### EXERCISE
Restate the listing below word for word, and leave its pictures behind.

### MATERIAL SUPPLIED
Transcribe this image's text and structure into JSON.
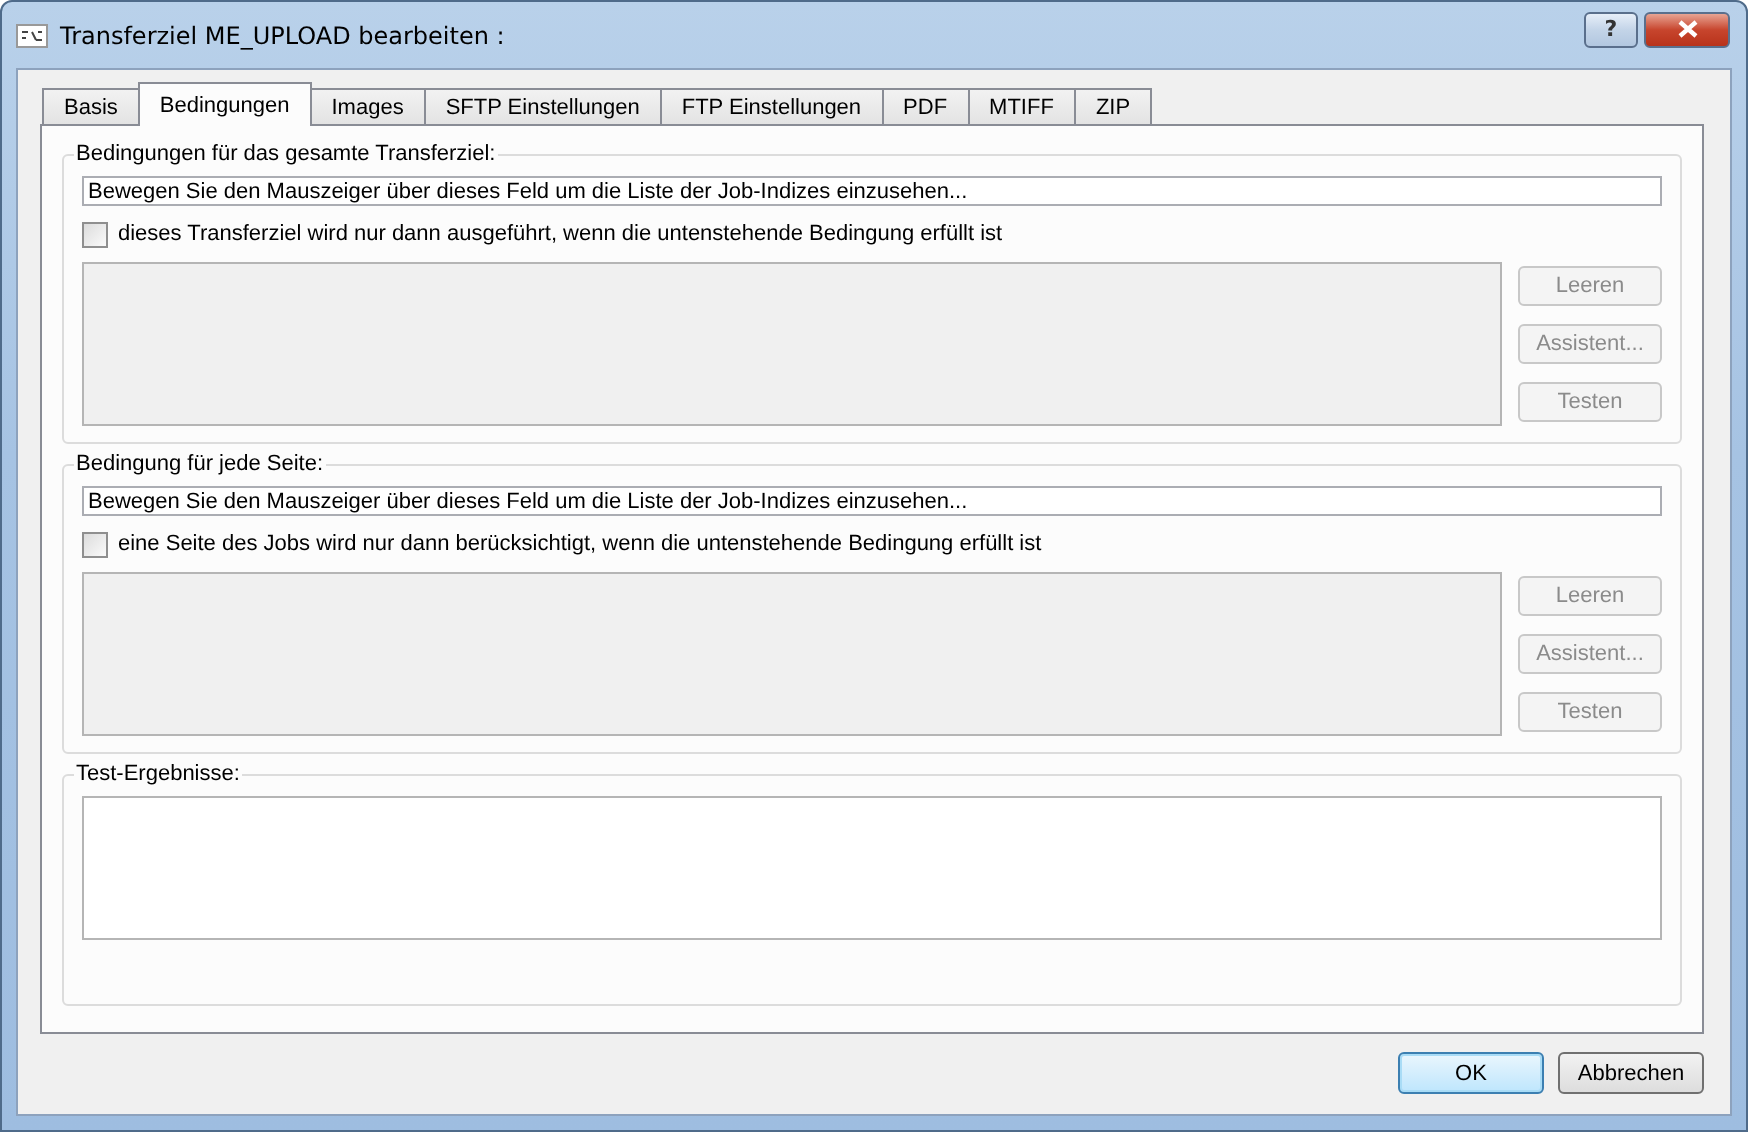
{
  "window": {
    "title": "Transferziel ME_UPLOAD bearbeiten :",
    "help_button": "?"
  },
  "tabs": [
    {
      "label": "Basis",
      "selected": false
    },
    {
      "label": "Bedingungen",
      "selected": true
    },
    {
      "label": "Images",
      "selected": false
    },
    {
      "label": "SFTP Einstellungen",
      "selected": false
    },
    {
      "label": "FTP Einstellungen",
      "selected": false
    },
    {
      "label": "PDF",
      "selected": false
    },
    {
      "label": "MTIFF",
      "selected": false
    },
    {
      "label": "ZIP",
      "selected": false
    }
  ],
  "condition_groups": [
    {
      "title": "Bedingungen für das gesamte Transferziel:",
      "index_field": {
        "value": "Bewegen Sie den Mauszeiger über dieses Feld um die Liste der Job-Indizes einzusehen..."
      },
      "checkbox": {
        "label": "dieses Transferziel wird nur dann ausgeführt, wenn die untenstehende Bedingung erfüllt ist",
        "checked": false
      },
      "condition_editor": {
        "disabled": true
      },
      "buttons": [
        {
          "label": "Leeren",
          "disabled": true
        },
        {
          "label": "Assistent...",
          "disabled": true
        },
        {
          "label": "Testen",
          "disabled": true
        }
      ]
    },
    {
      "title": "Bedingung für jede Seite:",
      "index_field": {
        "value": "Bewegen Sie den Mauszeiger über dieses Feld um die Liste der Job-Indizes einzusehen..."
      },
      "checkbox": {
        "label": "eine Seite des Jobs wird nur dann berücksichtigt, wenn die untenstehende Bedingung erfüllt ist",
        "checked": false
      },
      "condition_editor": {
        "disabled": true
      },
      "buttons": [
        {
          "label": "Leeren",
          "disabled": true
        },
        {
          "label": "Assistent...",
          "disabled": true
        },
        {
          "label": "Testen",
          "disabled": true
        }
      ]
    }
  ],
  "test_results": {
    "title": "Test-Ergebnisse:"
  },
  "footer_buttons": [
    {
      "label": "OK",
      "default": true
    },
    {
      "label": "Abbrechen",
      "default": false
    }
  ]
}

### WORKED SOLUTION
Transcribe this image's text and structure into JSON.
{
  "window": {
    "title": "Transferziel ME_UPLOAD bearbeiten :",
    "help_button": "?"
  },
  "tabs": [
    {
      "label": "Basis",
      "selected": false
    },
    {
      "label": "Bedingungen",
      "selected": true
    },
    {
      "label": "Images",
      "selected": false
    },
    {
      "label": "SFTP Einstellungen",
      "selected": false
    },
    {
      "label": "FTP Einstellungen",
      "selected": false
    },
    {
      "label": "PDF",
      "selected": false
    },
    {
      "label": "MTIFF",
      "selected": false
    },
    {
      "label": "ZIP",
      "selected": false
    }
  ],
  "condition_groups": [
    {
      "title": "Bedingungen für das gesamte Transferziel:",
      "index_field": {
        "value": "Bewegen Sie den Mauszeiger über dieses Feld um die Liste der Job-Indizes einzusehen..."
      },
      "checkbox": {
        "label": "dieses Transferziel wird nur dann ausgeführt, wenn die untenstehende Bedingung erfüllt ist",
        "checked": false
      },
      "condition_editor": {
        "disabled": true
      },
      "buttons": [
        {
          "label": "Leeren",
          "disabled": true
        },
        {
          "label": "Assistent...",
          "disabled": true
        },
        {
          "label": "Testen",
          "disabled": true
        }
      ]
    },
    {
      "title": "Bedingung für jede Seite:",
      "index_field": {
        "value": "Bewegen Sie den Mauszeiger über dieses Feld um die Liste der Job-Indizes einzusehen..."
      },
      "checkbox": {
        "label": "eine Seite des Jobs wird nur dann berücksichtigt, wenn die untenstehende Bedingung erfüllt ist",
        "checked": false
      },
      "condition_editor": {
        "disabled": true
      },
      "buttons": [
        {
          "label": "Leeren",
          "disabled": true
        },
        {
          "label": "Assistent...",
          "disabled": true
        },
        {
          "label": "Testen",
          "disabled": true
        }
      ]
    }
  ],
  "test_results": {
    "title": "Test-Ergebnisse:"
  },
  "footer_buttons": [
    {
      "label": "OK",
      "default": true
    },
    {
      "label": "Abbrechen",
      "default": false
    }
  ]
}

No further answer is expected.